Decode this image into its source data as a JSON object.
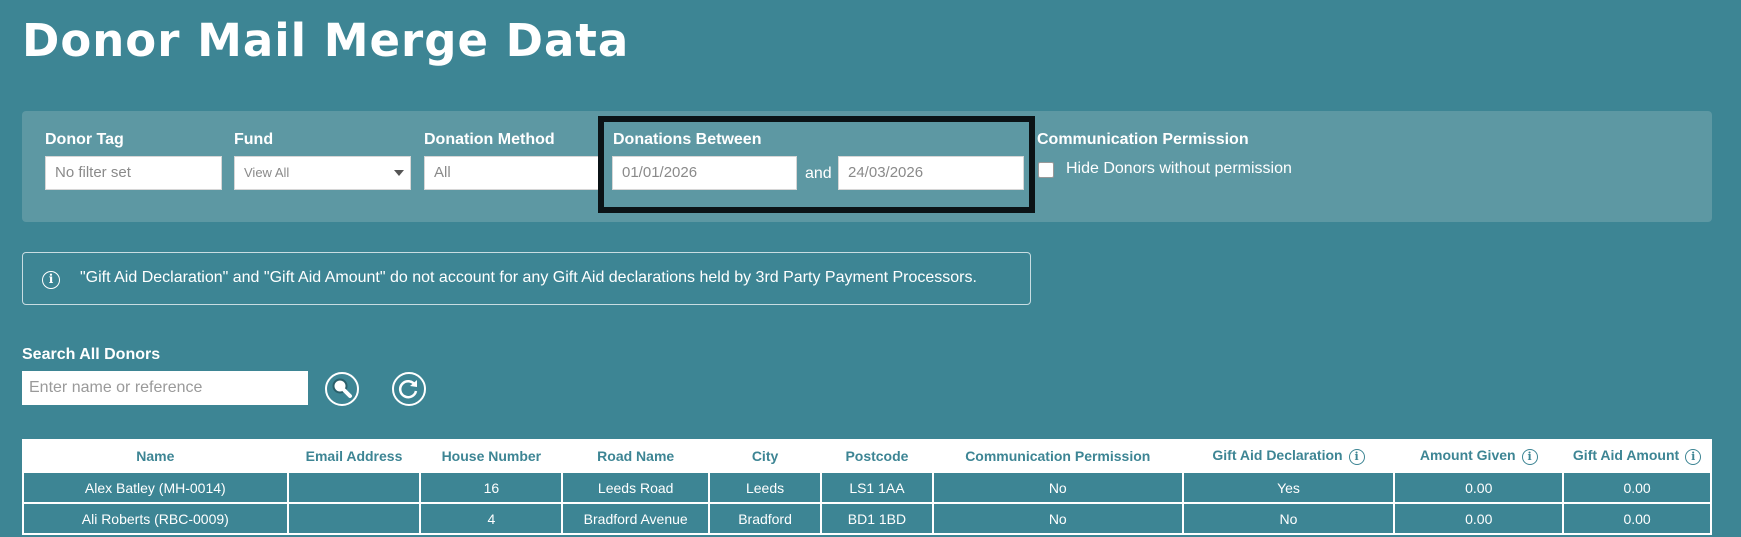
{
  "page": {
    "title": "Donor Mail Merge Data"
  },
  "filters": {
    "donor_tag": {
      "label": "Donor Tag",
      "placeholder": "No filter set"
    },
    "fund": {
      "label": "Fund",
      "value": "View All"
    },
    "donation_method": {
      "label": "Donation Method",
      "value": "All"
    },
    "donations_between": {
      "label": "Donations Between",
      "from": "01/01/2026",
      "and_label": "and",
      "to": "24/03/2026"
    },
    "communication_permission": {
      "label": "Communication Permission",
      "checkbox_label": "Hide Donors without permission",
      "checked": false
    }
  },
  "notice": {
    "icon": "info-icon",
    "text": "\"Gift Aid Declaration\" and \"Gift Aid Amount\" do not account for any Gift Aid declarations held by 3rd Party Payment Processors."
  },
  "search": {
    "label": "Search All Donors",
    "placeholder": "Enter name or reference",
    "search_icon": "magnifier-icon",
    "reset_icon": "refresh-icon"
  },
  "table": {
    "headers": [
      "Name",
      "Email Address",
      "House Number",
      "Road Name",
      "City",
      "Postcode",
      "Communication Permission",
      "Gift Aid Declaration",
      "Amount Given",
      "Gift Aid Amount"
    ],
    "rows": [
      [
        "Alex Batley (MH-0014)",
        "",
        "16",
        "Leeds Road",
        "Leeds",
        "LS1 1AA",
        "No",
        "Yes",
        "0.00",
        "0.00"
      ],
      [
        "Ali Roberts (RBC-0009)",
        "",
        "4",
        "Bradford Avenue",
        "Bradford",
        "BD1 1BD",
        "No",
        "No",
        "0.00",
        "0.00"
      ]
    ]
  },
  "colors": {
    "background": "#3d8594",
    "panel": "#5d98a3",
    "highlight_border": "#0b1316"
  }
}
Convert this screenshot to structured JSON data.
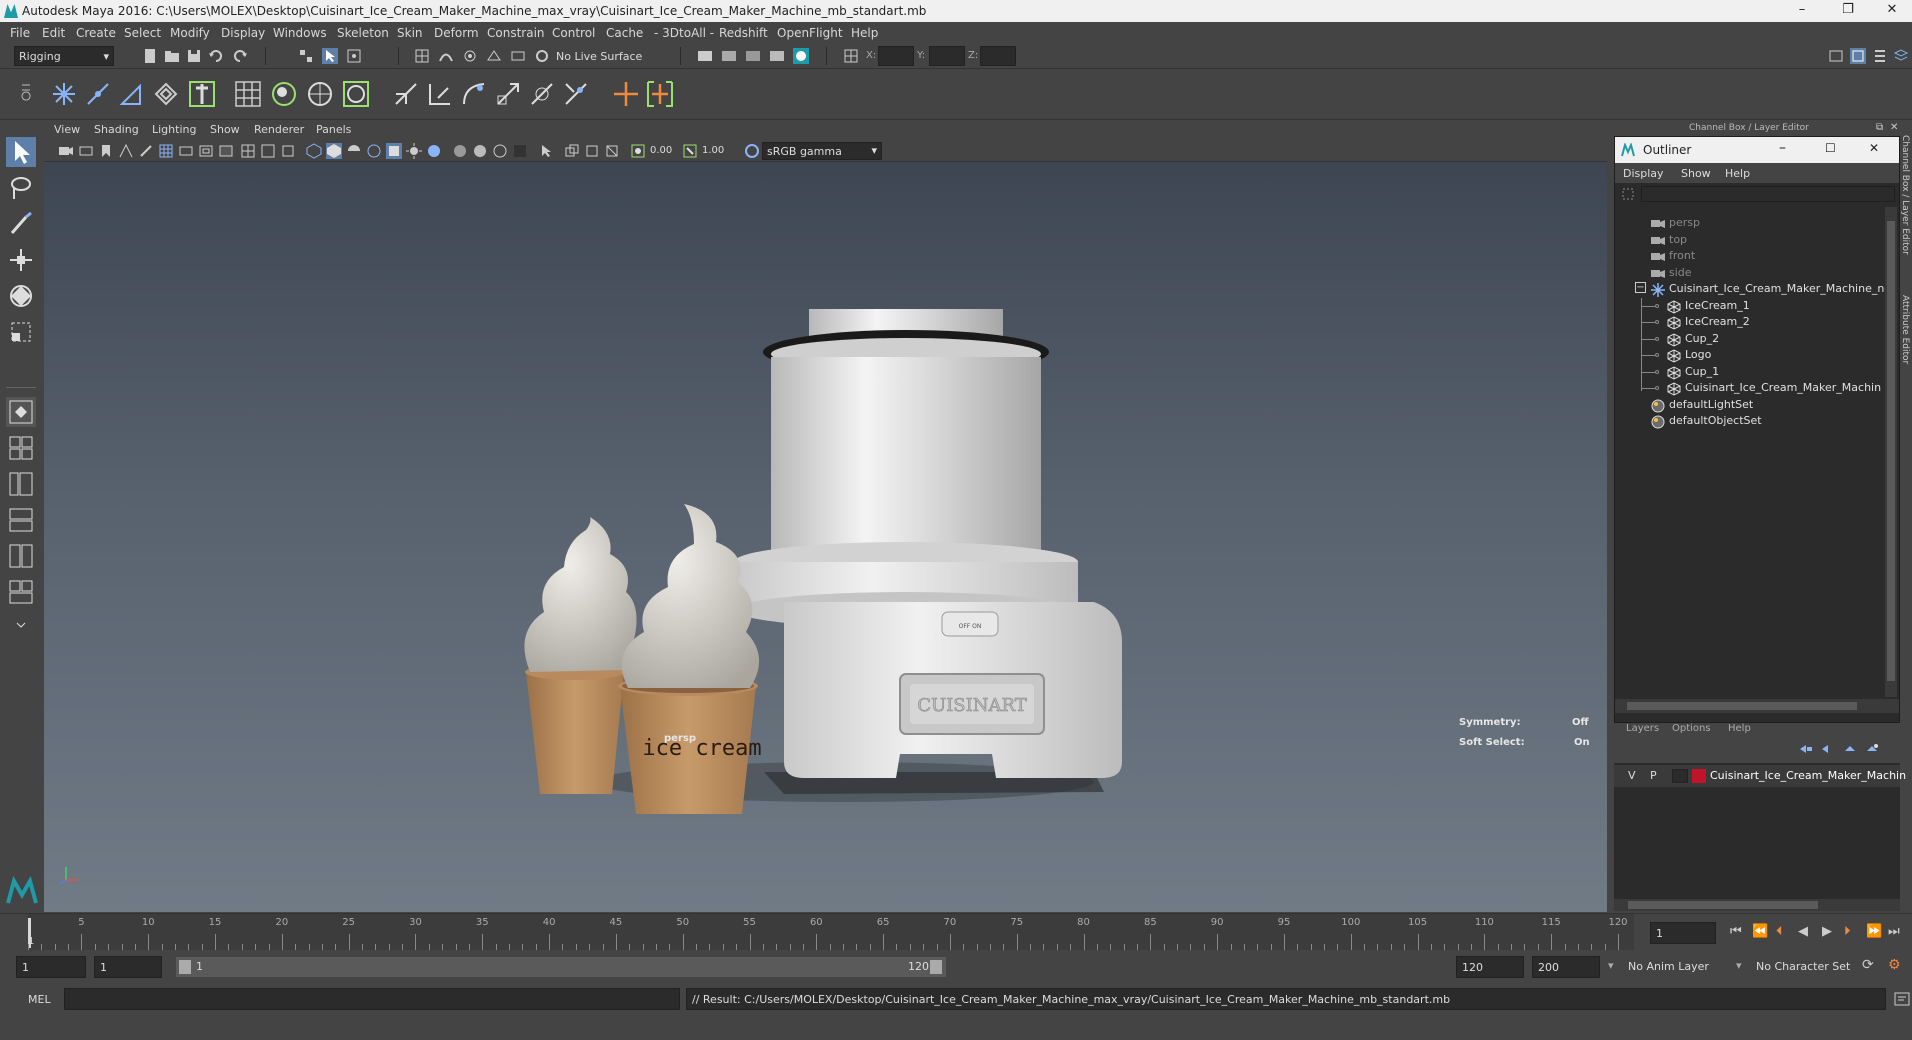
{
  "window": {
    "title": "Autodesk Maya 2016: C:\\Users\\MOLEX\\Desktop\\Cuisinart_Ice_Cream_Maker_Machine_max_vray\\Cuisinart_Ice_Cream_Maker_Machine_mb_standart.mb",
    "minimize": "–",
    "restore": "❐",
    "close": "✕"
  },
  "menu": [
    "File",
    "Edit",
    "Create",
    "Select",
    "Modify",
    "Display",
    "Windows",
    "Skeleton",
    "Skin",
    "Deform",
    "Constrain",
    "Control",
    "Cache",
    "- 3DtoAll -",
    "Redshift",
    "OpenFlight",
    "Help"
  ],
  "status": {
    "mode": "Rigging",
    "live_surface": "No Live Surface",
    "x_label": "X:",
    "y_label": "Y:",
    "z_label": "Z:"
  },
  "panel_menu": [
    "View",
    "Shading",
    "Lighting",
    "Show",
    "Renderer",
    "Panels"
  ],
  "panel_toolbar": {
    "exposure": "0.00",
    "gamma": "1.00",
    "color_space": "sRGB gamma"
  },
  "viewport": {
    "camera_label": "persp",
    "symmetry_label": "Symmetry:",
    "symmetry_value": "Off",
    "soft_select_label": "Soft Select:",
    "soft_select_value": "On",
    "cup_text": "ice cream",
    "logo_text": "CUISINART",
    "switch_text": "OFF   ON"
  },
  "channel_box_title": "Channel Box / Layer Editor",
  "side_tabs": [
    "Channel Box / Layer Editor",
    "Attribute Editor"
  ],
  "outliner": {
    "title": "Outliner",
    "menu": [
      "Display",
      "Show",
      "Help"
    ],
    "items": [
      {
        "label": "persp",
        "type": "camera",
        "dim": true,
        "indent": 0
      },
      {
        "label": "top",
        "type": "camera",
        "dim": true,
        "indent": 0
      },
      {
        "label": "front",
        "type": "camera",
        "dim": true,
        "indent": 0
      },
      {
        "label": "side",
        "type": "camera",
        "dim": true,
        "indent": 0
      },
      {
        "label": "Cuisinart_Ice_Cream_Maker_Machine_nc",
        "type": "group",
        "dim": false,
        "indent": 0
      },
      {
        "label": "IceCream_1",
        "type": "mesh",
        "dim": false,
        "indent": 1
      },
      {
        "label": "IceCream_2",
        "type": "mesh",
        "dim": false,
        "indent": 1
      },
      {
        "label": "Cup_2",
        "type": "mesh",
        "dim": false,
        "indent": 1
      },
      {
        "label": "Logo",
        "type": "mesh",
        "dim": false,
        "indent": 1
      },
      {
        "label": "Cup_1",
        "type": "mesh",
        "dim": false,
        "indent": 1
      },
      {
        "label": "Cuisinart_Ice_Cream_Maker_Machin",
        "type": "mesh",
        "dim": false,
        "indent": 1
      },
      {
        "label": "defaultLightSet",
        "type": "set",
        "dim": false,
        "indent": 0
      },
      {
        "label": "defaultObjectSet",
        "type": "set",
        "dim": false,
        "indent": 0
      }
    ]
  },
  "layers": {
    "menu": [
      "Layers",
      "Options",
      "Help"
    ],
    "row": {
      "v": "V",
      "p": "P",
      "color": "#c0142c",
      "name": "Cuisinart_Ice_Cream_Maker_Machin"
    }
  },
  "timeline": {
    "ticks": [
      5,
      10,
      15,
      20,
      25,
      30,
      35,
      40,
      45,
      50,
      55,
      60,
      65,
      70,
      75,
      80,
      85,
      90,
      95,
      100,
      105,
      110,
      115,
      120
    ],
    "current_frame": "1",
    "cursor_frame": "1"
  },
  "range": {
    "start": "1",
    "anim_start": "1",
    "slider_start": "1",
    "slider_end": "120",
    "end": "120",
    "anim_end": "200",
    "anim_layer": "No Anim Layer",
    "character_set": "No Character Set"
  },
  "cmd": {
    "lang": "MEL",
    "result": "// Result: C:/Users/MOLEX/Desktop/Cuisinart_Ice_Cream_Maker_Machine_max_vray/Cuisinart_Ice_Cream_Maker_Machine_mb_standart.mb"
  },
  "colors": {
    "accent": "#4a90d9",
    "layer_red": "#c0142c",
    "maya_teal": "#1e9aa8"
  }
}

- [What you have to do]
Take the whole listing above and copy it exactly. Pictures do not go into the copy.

- [Exercise answer]
Decode this image into its source data as a JSON object.
{
  "page": {
    "title": "Donor Mail Merge Data"
  },
  "filters": {
    "donor_tag": {
      "label": "Donor Tag",
      "placeholder": "No filter set"
    },
    "fund": {
      "label": "Fund",
      "value": "View All"
    },
    "donation_method": {
      "label": "Donation Method",
      "value": "All"
    },
    "donations_between": {
      "label": "Donations Between",
      "from": "01/01/2026",
      "and_label": "and",
      "to": "24/03/2026"
    },
    "communication_permission": {
      "label": "Communication Permission",
      "checkbox_label": "Hide Donors without permission",
      "checked": false
    }
  },
  "notice": {
    "icon": "info-icon",
    "text": "\"Gift Aid Declaration\" and \"Gift Aid Amount\" do not account for any Gift Aid declarations held by 3rd Party Payment Processors."
  },
  "search": {
    "label": "Search All Donors",
    "placeholder": "Enter name or reference",
    "search_icon": "magnifier-icon",
    "reset_icon": "refresh-icon"
  },
  "table": {
    "headers": [
      "Name",
      "Email Address",
      "House Number",
      "Road Name",
      "City",
      "Postcode",
      "Communication Permission",
      "Gift Aid Declaration",
      "Amount Given",
      "Gift Aid Amount"
    ],
    "rows": [
      [
        "Alex Batley (MH-0014)",
        "",
        "16",
        "Leeds Road",
        "Leeds",
        "LS1 1AA",
        "No",
        "Yes",
        "0.00",
        "0.00"
      ],
      [
        "Ali Roberts (RBC-0009)",
        "",
        "4",
        "Bradford Avenue",
        "Bradford",
        "BD1 1BD",
        "No",
        "No",
        "0.00",
        "0.00"
      ]
    ]
  },
  "colors": {
    "background": "#3d8594",
    "panel": "#5d98a3",
    "highlight_border": "#0b1316"
  }
}
Convert this screenshot to structured JSON data.
{
  "window": {
    "title": "Autodesk Maya 2016: C:\\Users\\MOLEX\\Desktop\\Cuisinart_Ice_Cream_Maker_Machine_max_vray\\Cuisinart_Ice_Cream_Maker_Machine_mb_standart.mb",
    "minimize": "–",
    "restore": "❐",
    "close": "✕"
  },
  "menu": [
    "File",
    "Edit",
    "Create",
    "Select",
    "Modify",
    "Display",
    "Windows",
    "Skeleton",
    "Skin",
    "Deform",
    "Constrain",
    "Control",
    "Cache",
    "- 3DtoAll -",
    "Redshift",
    "OpenFlight",
    "Help"
  ],
  "status": {
    "mode": "Rigging",
    "live_surface": "No Live Surface",
    "x_label": "X:",
    "y_label": "Y:",
    "z_label": "Z:"
  },
  "panel_menu": [
    "View",
    "Shading",
    "Lighting",
    "Show",
    "Renderer",
    "Panels"
  ],
  "panel_toolbar": {
    "exposure": "0.00",
    "gamma": "1.00",
    "color_space": "sRGB gamma"
  },
  "viewport": {
    "camera_label": "persp",
    "symmetry_label": "Symmetry:",
    "symmetry_value": "Off",
    "soft_select_label": "Soft Select:",
    "soft_select_value": "On",
    "cup_text": "ice cream",
    "logo_text": "CUISINART",
    "switch_text": "OFF   ON"
  },
  "channel_box_title": "Channel Box / Layer Editor",
  "side_tabs": [
    "Channel Box / Layer Editor",
    "Attribute Editor"
  ],
  "outliner": {
    "title": "Outliner",
    "menu": [
      "Display",
      "Show",
      "Help"
    ],
    "items": [
      {
        "label": "persp",
        "type": "camera",
        "dim": true,
        "indent": 0
      },
      {
        "label": "top",
        "type": "camera",
        "dim": true,
        "indent": 0
      },
      {
        "label": "front",
        "type": "camera",
        "dim": true,
        "indent": 0
      },
      {
        "label": "side",
        "type": "camera",
        "dim": true,
        "indent": 0
      },
      {
        "label": "Cuisinart_Ice_Cream_Maker_Machine_nc",
        "type": "group",
        "dim": false,
        "indent": 0
      },
      {
        "label": "IceCream_1",
        "type": "mesh",
        "dim": false,
        "indent": 1
      },
      {
        "label": "IceCream_2",
        "type": "mesh",
        "dim": false,
        "indent": 1
      },
      {
        "label": "Cup_2",
        "type": "mesh",
        "dim": false,
        "indent": 1
      },
      {
        "label": "Logo",
        "type": "mesh",
        "dim": false,
        "indent": 1
      },
      {
        "label": "Cup_1",
        "type": "mesh",
        "dim": false,
        "indent": 1
      },
      {
        "label": "Cuisinart_Ice_Cream_Maker_Machin",
        "type": "mesh",
        "dim": false,
        "indent": 1
      },
      {
        "label": "defaultLightSet",
        "type": "set",
        "dim": false,
        "indent": 0
      },
      {
        "label": "defaultObjectSet",
        "type": "set",
        "dim": false,
        "indent": 0
      }
    ]
  },
  "layers": {
    "menu": [
      "Layers",
      "Options",
      "Help"
    ],
    "row": {
      "v": "V",
      "p": "P",
      "color": "#c0142c",
      "name": "Cuisinart_Ice_Cream_Maker_Machin"
    }
  },
  "timeline": {
    "ticks": [
      5,
      10,
      15,
      20,
      25,
      30,
      35,
      40,
      45,
      50,
      55,
      60,
      65,
      70,
      75,
      80,
      85,
      90,
      95,
      100,
      105,
      110,
      115,
      120
    ],
    "current_frame": "1",
    "cursor_frame": "1"
  },
  "range": {
    "start": "1",
    "anim_start": "1",
    "slider_start": "1",
    "slider_end": "120",
    "end": "120",
    "anim_end": "200",
    "anim_layer": "No Anim Layer",
    "character_set": "No Character Set"
  },
  "cmd": {
    "lang": "MEL",
    "result": "// Result: C:/Users/MOLEX/Desktop/Cuisinart_Ice_Cream_Maker_Machine_max_vray/Cuisinart_Ice_Cream_Maker_Machine_mb_standart.mb"
  },
  "colors": {
    "accent": "#4a90d9",
    "layer_red": "#c0142c",
    "maya_teal": "#1e9aa8"
  }
}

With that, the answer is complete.